Nick Cave Gets Nasty With Grinderman
By Kim Bellware in Arts & Entertainment on Nov 22, 2010 9:30PM
Grinderman is Nick Cave, Warren Ellis, Martyn Casey and Jim Sclavunos (photo via Grinderman's myspace)

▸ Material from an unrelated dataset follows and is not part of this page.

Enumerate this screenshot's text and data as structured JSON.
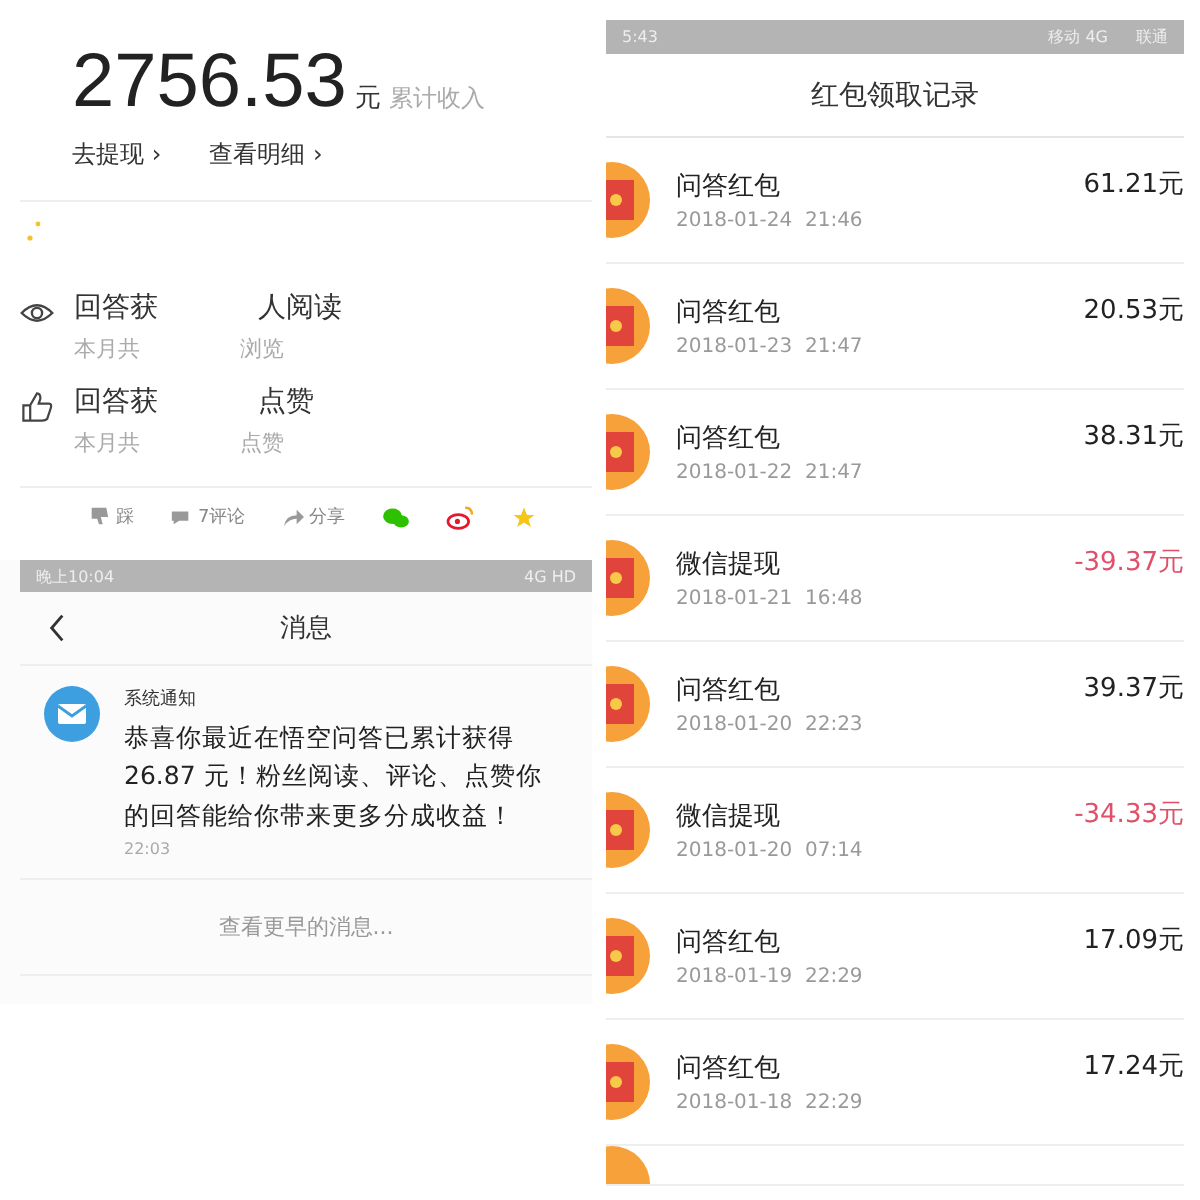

When the group dropped Grinderman 2 this fall, some of the scattershot nature of the first Grinderman effort was still evident. The song structures are still pretty irregular, but the unevenness on the record is quickly forgotten when the quartet cranks up the fuzz and runs a buzz saw through the music. The result is dirty, grinding and exhilarating despite the near-constant ominous, creeping feel. There's a sense of doom and dream to Grinderman's songs--no matter how comically lecherous they are in content. Added to the scuzziness of the music that draws equally from noodlely psychedelia, '60s garage rock and post-punk is Cave's sexually-charged howling and moaning that's almost blues-y in its conviction. Cave is well past 50, but boy does he sound horny. Grinderman rocks out warped versions of mid-life frustrations with no apology, like a fantasy group of past-their-prime dads who have formed a garage band, singing and playing however the hell they want to.
Of course, all jokes aside, Grinderman's individual members are well-versed and outright solid musicians. It's exactly why seeing the old hands find their way as a new act--the way countless new, young bands do all the time--is so brilliant. Even though everyone in Grinderman knows what and how to play for the best result, they dodge the obvious choices, making even their missteps all the more interesting. Dark and dirty has always been Cave's go-to, and with Grinderman, he proves that he can be versatile and risky even with the same tools he always uses.